The undesired resultFar from Michael Peckerar's point, I find that his misguided attack against one brand in favor of another is as much as a turn-off to me as anything. His misleading obfuscated opinions are actually making me LESS enthusiastic about Apple's iPhone and its products in general -- if this is how the brand's adherents feel and act, resorting to lies and half-truths simply to push a product's user base, I don't think that it's an ecosystem that I want to be a part of. I have taken up this view on many brands in recent times, and I avoid purchasing until they produce something with the features and cost that I find desirable.
For example, I no longer buy brand name clothing unless there is a definite cost-to-feature benefit. I like "toe shoes," and the Vibram Five fingers in particular. Are they the only "barefoot" shoes on the market? Absolutely not, but out of the ones I've tried I like the feel of them, and they are within my means, so they are the ones that I purchase for now. As soon as they become scarce, or change in some way that I don't feel is to my benefit, I will shop around again. I won't continue to wear shoes that I don't find comfortable just because it's the brand that I always buy. I own a couple of iPods, but now that I have a phone that can play MP3 music I rarely use them. Nothing's perfect, but there's no shame in recognizing a different brand's achievements.

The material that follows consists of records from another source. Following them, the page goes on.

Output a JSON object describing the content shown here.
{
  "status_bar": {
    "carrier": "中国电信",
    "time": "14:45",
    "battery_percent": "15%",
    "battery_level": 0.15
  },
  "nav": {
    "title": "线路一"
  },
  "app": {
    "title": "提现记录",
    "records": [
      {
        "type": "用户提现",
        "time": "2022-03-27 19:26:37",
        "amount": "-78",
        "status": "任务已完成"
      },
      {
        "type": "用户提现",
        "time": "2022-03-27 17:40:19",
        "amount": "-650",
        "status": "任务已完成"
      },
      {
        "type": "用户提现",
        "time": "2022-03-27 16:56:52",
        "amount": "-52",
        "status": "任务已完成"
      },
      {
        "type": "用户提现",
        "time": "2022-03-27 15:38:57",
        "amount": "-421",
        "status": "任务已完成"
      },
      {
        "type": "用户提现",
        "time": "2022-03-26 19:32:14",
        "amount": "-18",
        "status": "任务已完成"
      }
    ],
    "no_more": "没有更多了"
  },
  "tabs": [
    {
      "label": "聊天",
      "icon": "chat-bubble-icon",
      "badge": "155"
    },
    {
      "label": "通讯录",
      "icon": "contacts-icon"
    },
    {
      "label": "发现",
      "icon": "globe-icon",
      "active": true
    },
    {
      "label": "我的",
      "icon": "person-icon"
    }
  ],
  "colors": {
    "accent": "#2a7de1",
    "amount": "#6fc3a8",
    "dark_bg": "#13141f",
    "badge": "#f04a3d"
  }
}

Fan-boys do the opposite -- they continue to buy products based on a frothing loyalty to a brand regardless of cost or features, and are hurt - HURT, when someone doesn't share their narrow view. It often takes something like the Playstation 3's disastrous launch to shake off all but the most hardcore adherents. Apple is very steadily falling behind in desired features and innovation, but they still make a good product. When Apple finally does release its own "Playstation 3" (which is quickly becoming more likely in it's current rudderless post-Steve Jobs era) a good number of these people will be disillusioned, and when they are I will welcome them to the plateau of meaningful product discussion.
Michael Adams is a technical writer and graphic artist for CJ's Home Decor & Fireplaces, LLC
His current phone of choice is an HTC One Max (Android)